| Exercise prompt |
Among the lines of the records, find all that carry the word "label" and copy them.
━━━━━━━━━━
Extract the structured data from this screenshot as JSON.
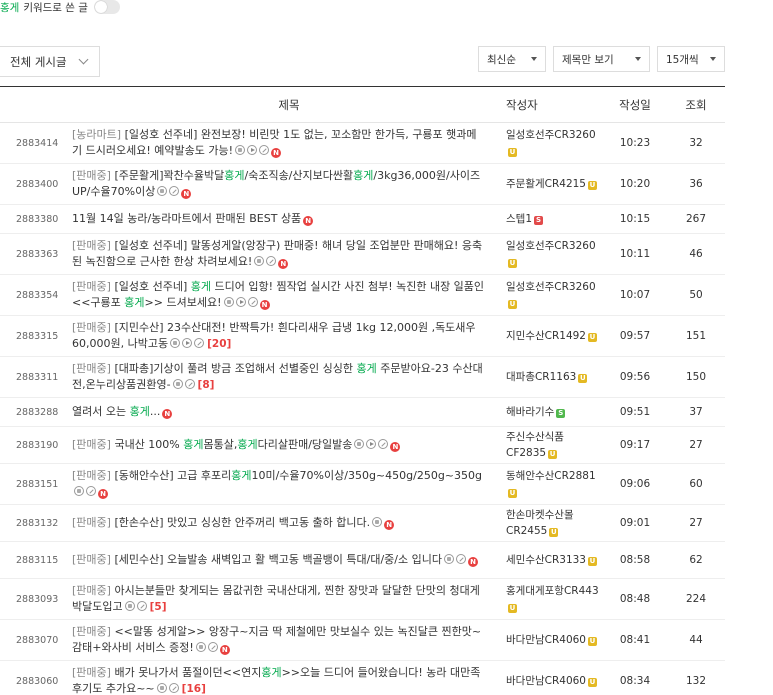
{
  "keyword_filter": {
    "keyword": "홍게",
    "label": " 키워드로 쓴 글"
  },
  "board_select": {
    "label": "전체 게시글"
  },
  "sort": {
    "label": "최신순"
  },
  "view": {
    "label": "제목만 보기"
  },
  "per_page": {
    "label": "15개씩"
  },
  "columns": {
    "title": "제목",
    "author": "작성자",
    "date": "작성일",
    "views": "조회"
  },
  "posts": [
    {
      "no": "2883414",
      "parts": [
        {
          "t": "[농라마트] ",
          "s": "cat"
        },
        {
          "t": "[일성호 선주네] 완전보장! 비린맛 1도 없는, 꼬소함만 한가득, 구룡포 햇과메기 드시러오세요! 예약발송도 가능!",
          "s": ""
        }
      ],
      "icons": [
        "img",
        "vid",
        "file",
        "new"
      ],
      "comments": "",
      "author": "일성호선주CR3260",
      "badge": "gold",
      "date": "10:23",
      "views": "32"
    },
    {
      "no": "2883400",
      "parts": [
        {
          "t": "[판매중] ",
          "s": "cat"
        },
        {
          "t": "[주문활게]꽉찬수율박달",
          "s": ""
        },
        {
          "t": "홍게",
          "s": "hl"
        },
        {
          "t": "/숙조직송/산지보다싼활",
          "s": ""
        },
        {
          "t": "홍게",
          "s": "hl"
        },
        {
          "t": "/3kg36,000원/사이즈UP/수율70%이상",
          "s": ""
        }
      ],
      "icons": [
        "img",
        "file",
        "new"
      ],
      "comments": "",
      "author": "주문활게CR4215",
      "badge": "gold",
      "date": "10:20",
      "views": "36"
    },
    {
      "no": "2883380",
      "parts": [
        {
          "t": "11월 14일 농라/농라마트에서 판매된 BEST 상품",
          "s": ""
        }
      ],
      "icons": [
        "new"
      ],
      "comments": "",
      "author": "스텝1",
      "badge": "red",
      "date": "10:15",
      "views": "267"
    },
    {
      "no": "2883363",
      "parts": [
        {
          "t": "[판매중] ",
          "s": "cat"
        },
        {
          "t": "[일성호 선주네] 말똥성게알(앙장구) 판매중! 해녀 당일 조업분만 판매해요! 응축된 녹진함으로 근사한 한상 차려보세요!",
          "s": ""
        }
      ],
      "icons": [
        "img",
        "file",
        "new"
      ],
      "comments": "",
      "author": "일성호선주CR3260",
      "badge": "gold",
      "date": "10:11",
      "views": "46"
    },
    {
      "no": "2883354",
      "parts": [
        {
          "t": "[판매중] ",
          "s": "cat"
        },
        {
          "t": "[일성호 선주네] ",
          "s": ""
        },
        {
          "t": "홍게",
          "s": "hl"
        },
        {
          "t": " 드디어 입항! 찜작업 실시간 사진 첨부! 녹진한 내장 일품인 <<구룡포 ",
          "s": ""
        },
        {
          "t": "홍게",
          "s": "hl"
        },
        {
          "t": ">> 드셔보세요!",
          "s": ""
        }
      ],
      "icons": [
        "img",
        "vid",
        "file",
        "new"
      ],
      "comments": "",
      "author": "일성호선주CR3260",
      "badge": "gold",
      "date": "10:07",
      "views": "50"
    },
    {
      "no": "2883315",
      "parts": [
        {
          "t": "[판매중] ",
          "s": "cat"
        },
        {
          "t": "[지민수산] 23수산대전! 반짝특가! 흰다리새우 급냉 1kg 12,000원 ,독도새우 60,000원, 나박고동",
          "s": ""
        }
      ],
      "icons": [
        "img",
        "vid",
        "file"
      ],
      "comments": "[20]",
      "author": "지민수산CR1492",
      "badge": "gold",
      "date": "09:57",
      "views": "151"
    },
    {
      "no": "2883311",
      "parts": [
        {
          "t": "[판매중] ",
          "s": "cat"
        },
        {
          "t": "[대파총]기상이 풀려 방금 조업해서 선별중인 싱싱한 ",
          "s": ""
        },
        {
          "t": "홍게",
          "s": "hl"
        },
        {
          "t": " 주문받아요-23 수산대전,온누리상품권환영-",
          "s": ""
        }
      ],
      "icons": [
        "img",
        "file"
      ],
      "comments": "[8]",
      "author": "대파총CR1163",
      "badge": "gold",
      "date": "09:56",
      "views": "150"
    },
    {
      "no": "2883288",
      "parts": [
        {
          "t": "열려서 오는 ",
          "s": ""
        },
        {
          "t": "홍게",
          "s": "hl"
        },
        {
          "t": "...",
          "s": ""
        }
      ],
      "icons": [
        "new"
      ],
      "comments": "",
      "author": "해바라기수",
      "badge": "green",
      "date": "09:51",
      "views": "37"
    },
    {
      "no": "2883190",
      "parts": [
        {
          "t": "[판매중] ",
          "s": "cat"
        },
        {
          "t": "국내산 100% ",
          "s": ""
        },
        {
          "t": "홍게",
          "s": "hl"
        },
        {
          "t": "몸통살,",
          "s": ""
        },
        {
          "t": "홍게",
          "s": "hl"
        },
        {
          "t": "다리살판매/당일발송",
          "s": ""
        }
      ],
      "icons": [
        "img",
        "vid",
        "file",
        "new"
      ],
      "comments": "",
      "author": "주신수산식품CF2835",
      "badge": "gold",
      "date": "09:17",
      "views": "27"
    },
    {
      "no": "2883151",
      "parts": [
        {
          "t": "[판매중] ",
          "s": "cat"
        },
        {
          "t": "[동해안수산] 고급 후포리",
          "s": ""
        },
        {
          "t": "홍게",
          "s": "hl"
        },
        {
          "t": "10미/수율70%이상/350g~450g/250g~350g",
          "s": ""
        }
      ],
      "icons": [
        "img",
        "file",
        "new"
      ],
      "comments": "",
      "author": "동해안수산CR2881",
      "badge": "gold",
      "date": "09:06",
      "views": "60"
    },
    {
      "no": "2883132",
      "parts": [
        {
          "t": "[판매중] ",
          "s": "cat"
        },
        {
          "t": "[한손수산] 맛있고 싱싱한 안주꺼리 백고동 출하 합니다.",
          "s": ""
        }
      ],
      "icons": [
        "img",
        "new"
      ],
      "comments": "",
      "author": "한손마켓수산몰CR2455",
      "badge": "gold",
      "date": "09:01",
      "views": "27"
    },
    {
      "no": "2883115",
      "parts": [
        {
          "t": "[판매중] ",
          "s": "cat"
        },
        {
          "t": "[세민수산] 오늘발송 새벽입고 활 백고동 백골뱅이 특대/대/중/소 입니다",
          "s": ""
        }
      ],
      "icons": [
        "img",
        "file",
        "new"
      ],
      "comments": "",
      "author": "세민수산CR3133",
      "badge": "gold",
      "date": "08:58",
      "views": "62"
    },
    {
      "no": "2883093",
      "parts": [
        {
          "t": "[판매중] ",
          "s": "cat"
        },
        {
          "t": "아시는분들만 찾게되는 몸값귀한 국내산대게, 찐한 장맛과 달달한 단맛의 청대게 박달도입고",
          "s": ""
        }
      ],
      "icons": [
        "img",
        "file"
      ],
      "comments": "[5]",
      "author": "홍게대게포항CR443",
      "badge": "gold",
      "date": "08:48",
      "views": "224"
    },
    {
      "no": "2883070",
      "parts": [
        {
          "t": "[판매중] ",
          "s": "cat"
        },
        {
          "t": "<<말똥 성게알>> 앙장구~지금 딱 제철에만 맛보실수 있는 녹진달큰 찐한맛~ 감태+와사비 서비스 증정!",
          "s": ""
        }
      ],
      "icons": [
        "img",
        "file",
        "new"
      ],
      "comments": "",
      "author": "바다만남CR4060",
      "badge": "gold",
      "date": "08:41",
      "views": "44"
    },
    {
      "no": "2883060",
      "parts": [
        {
          "t": "[판매중] ",
          "s": "cat"
        },
        {
          "t": "배가 못나가서 품절이던<<연지",
          "s": ""
        },
        {
          "t": "홍게",
          "s": "hl"
        },
        {
          "t": ">>오늘 드디어 들어왔습니다! 농라 대만족 후기도 추가요~~",
          "s": ""
        }
      ],
      "icons": [
        "img",
        "file"
      ],
      "comments": "[16]",
      "author": "바다만남CR4060",
      "badge": "gold",
      "date": "08:34",
      "views": "132"
    }
  ],
  "icon_names": {
    "img": "image-icon",
    "vid": "video-icon",
    "file": "attachment-icon",
    "new": "new-icon"
  },
  "badge_text": {
    "gold": "U",
    "green": "S",
    "red": "S"
  },
  "colors": {
    "keyword_highlight": "#03a94d",
    "comment_count": "#e8403f",
    "new_badge": "#e8403f",
    "rank_badge": "#e4b923"
  }
}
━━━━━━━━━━
| Solution to this problem |
    "label": " 키워드로 쓴 글"
    "label": "전체 게시글"
    "label": "최신순"
    "label": "제목만 보기"
    "label": "15개씩"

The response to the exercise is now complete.